• ACTIVITY: Across the entries below, count the lines in which the word "display" occurs. Reply with the count alone.

• STORED DATA:
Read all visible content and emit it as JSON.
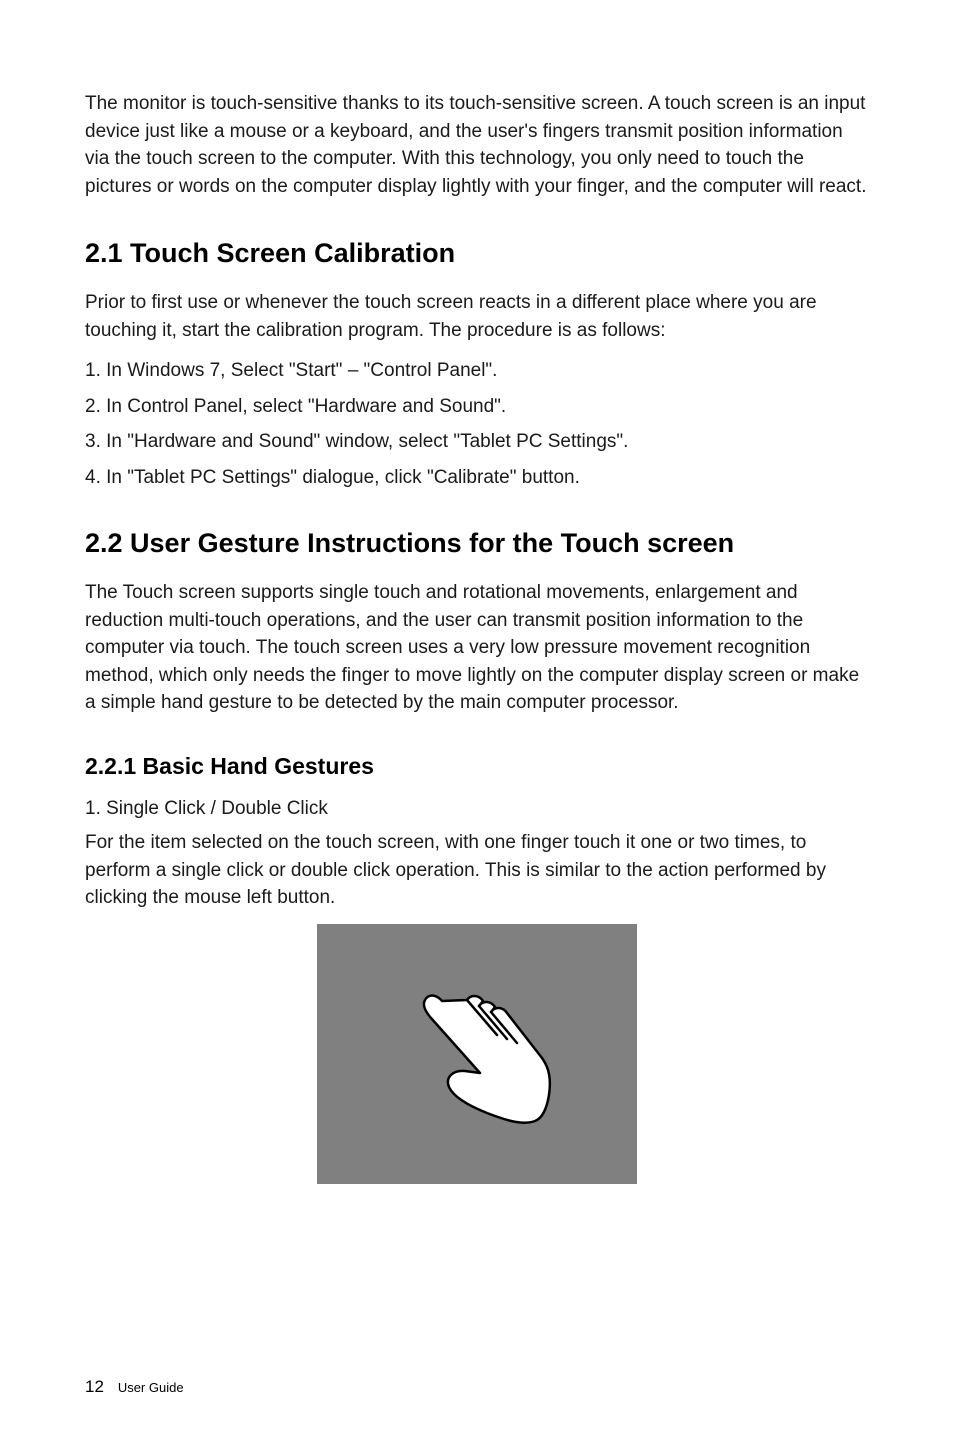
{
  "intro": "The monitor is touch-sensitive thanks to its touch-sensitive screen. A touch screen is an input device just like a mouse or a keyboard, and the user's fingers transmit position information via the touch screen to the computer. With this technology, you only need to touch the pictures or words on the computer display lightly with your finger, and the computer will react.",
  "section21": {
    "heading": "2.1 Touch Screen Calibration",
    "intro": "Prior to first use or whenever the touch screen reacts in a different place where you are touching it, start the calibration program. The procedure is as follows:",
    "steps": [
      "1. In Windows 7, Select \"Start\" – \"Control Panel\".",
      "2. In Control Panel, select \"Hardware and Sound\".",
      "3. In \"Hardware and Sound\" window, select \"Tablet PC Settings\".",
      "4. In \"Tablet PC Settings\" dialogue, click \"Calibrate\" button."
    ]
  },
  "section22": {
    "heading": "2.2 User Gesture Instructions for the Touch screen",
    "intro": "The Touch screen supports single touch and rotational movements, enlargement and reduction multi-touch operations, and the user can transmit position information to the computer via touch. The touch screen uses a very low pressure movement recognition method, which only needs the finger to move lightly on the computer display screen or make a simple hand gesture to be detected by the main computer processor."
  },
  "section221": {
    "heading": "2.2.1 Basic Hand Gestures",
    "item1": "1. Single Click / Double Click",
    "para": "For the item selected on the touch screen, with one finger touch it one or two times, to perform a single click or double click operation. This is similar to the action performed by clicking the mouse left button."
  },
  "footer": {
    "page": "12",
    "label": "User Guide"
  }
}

• YOUR SOLUTION: 2